Dec 06 2018 03:00 PM
TITLE: The Effect of Increasing Temperature on Greenhouse Gas Emissions by Halophila stipulacea in the Red Sea
ADVISOR: Prof. Carlos Duarte
DATE: Thursday, 6th of December
TIME: 2 pm
LOCATION: Building 2 (seaside) · Level 5 · Room 5220

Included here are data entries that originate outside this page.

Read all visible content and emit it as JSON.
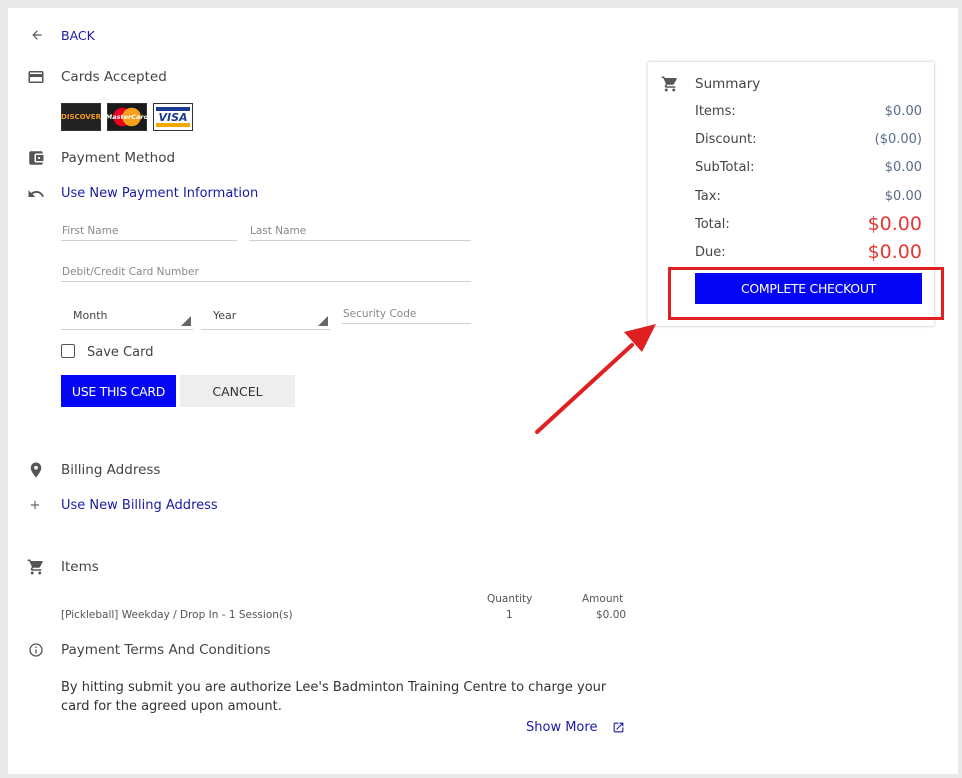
{
  "back_label": "BACK",
  "cards": {
    "title": "Cards Accepted",
    "logos": [
      {
        "name": "DISCOVER",
        "bg": "#222222",
        "fg": "#f29a1c"
      },
      {
        "name": "MasterCard",
        "bg": "#1a1a1a",
        "fg": "#ffffff"
      },
      {
        "name": "VISA",
        "bg": "#ffffff",
        "fg": "#1a3b8f"
      }
    ]
  },
  "payment": {
    "title": "Payment Method",
    "use_new": "Use New Payment Information",
    "first_name_placeholder": "First Name",
    "last_name_placeholder": "Last Name",
    "card_number_placeholder": "Debit/Credit Card Number",
    "month_label": "Month",
    "year_label": "Year",
    "security_code_placeholder": "Security Code",
    "save_card_label": "Save Card",
    "use_card_button": "USE THIS CARD",
    "cancel_button": "CANCEL"
  },
  "billing": {
    "title": "Billing Address",
    "use_new": "Use New Billing Address"
  },
  "items": {
    "title": "Items",
    "col_quantity": "Quantity",
    "col_amount": "Amount",
    "rows": [
      {
        "name": "[Pickleball] Weekday / Drop In - 1 Session(s)",
        "quantity": "1",
        "amount": "$0.00"
      }
    ]
  },
  "terms": {
    "title": "Payment Terms And Conditions",
    "text": "By hitting submit you are authorize Lee's Badminton Training Centre to charge your card for the agreed upon amount.",
    "show_more": "Show More"
  },
  "summary": {
    "title": "Summary",
    "items_label": "Items:",
    "items_value": "$0.00",
    "discount_label": "Discount:",
    "discount_value": "($0.00)",
    "subtotal_label": "SubTotal:",
    "subtotal_value": "$0.00",
    "tax_label": "Tax:",
    "tax_value": "$0.00",
    "total_label": "Total:",
    "total_value": "$0.00",
    "due_label": "Due:",
    "due_value": "$0.00",
    "checkout_button": "COMPLETE CHECKOUT"
  },
  "colors": {
    "primary": "#0505f5",
    "link": "#1a1aa6",
    "total_red": "#e53935",
    "annotation_red": "#e02020"
  }
}
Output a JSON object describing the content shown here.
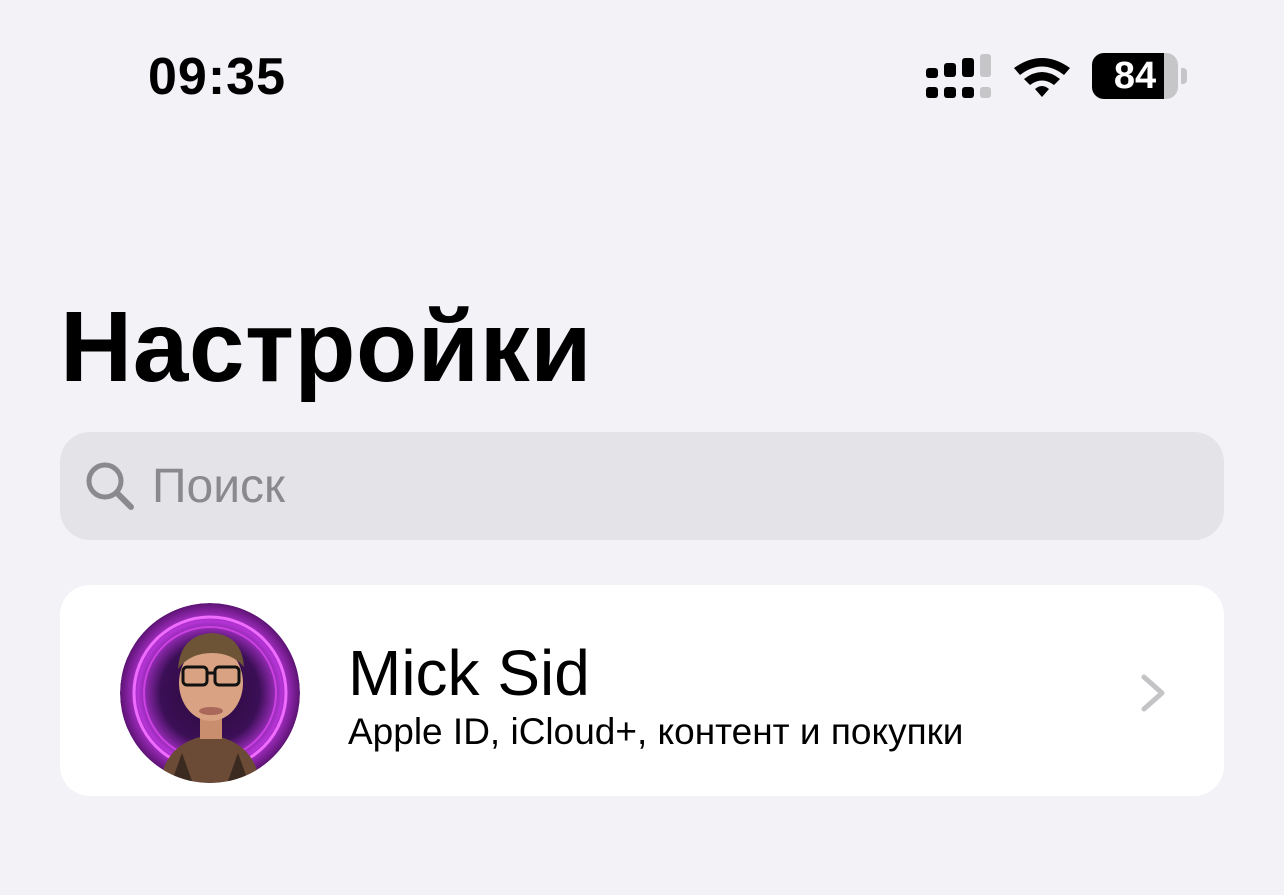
{
  "status_bar": {
    "time": "09:35",
    "battery_level": "84",
    "battery_fraction": 0.84,
    "icons": [
      "cellular-signal-icon",
      "wifi-icon",
      "battery-icon"
    ]
  },
  "page": {
    "title": "Настройки"
  },
  "search": {
    "placeholder": "Поиск",
    "value": "",
    "icon": "search-icon"
  },
  "profile": {
    "name": "Mick Sid",
    "subtitle": "Apple ID, iCloud+, контент и покупки",
    "icon": "chevron-right-icon"
  },
  "colors": {
    "background": "#f2f2f7",
    "search_field": "#e3e3e8",
    "placeholder": "#8a8a8e",
    "card": "#ffffff",
    "chevron": "#c4c4c7",
    "avatar_glow": "#c637e0"
  }
}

Abstract: Seagrass ecosystems are intense carbon sinks, but they can also emit greenhouse gases (GHG), such as carbon dioxide (CO2) and methane (CH4), to the atmosphere. Yet, GHG emissions by seagrasses are not considered when estimating global CH4 production rates by natural sources, although these estimations will help predict future scenarios and potential changes in CH4 emissions. In addition, the effect of warming on GHG emissions by seagrasses has not yet been reported. The present study aims to assess the GHG emissions by a monospecific seagrass meadow (Halophila stipulacea) located in the central Red Sea. We measured CH4 and CO2 fluxes and their isotopic signatures by cavity ring-down spectroscopy on chambers containing vegetated and bare sediment. The fluxes were measured at temperatures from 25 ˚C (winter seawater temperature) to 37 ˚C to cover the natural thermal range and future seawater temperatures in the Red Sea. Additional parameters analyzed included changes in the sediment microbial community composition, sediment organic matter, organic carbon, nitrogen, and phosphorus content. We detected higher CH4 and CO2 fluxes in vegetated sediment compared to bare sediment, and an increase in CH4 and CO2 production with increasing temperature. These results show that GHG emissions by seagrasses might be affected by natural temperature extremes and warming due to climate change in the Red Sea. The findings will have critical implications for the estimation of natural GHG sources, especially when predicting future changes in the global CH4 budget.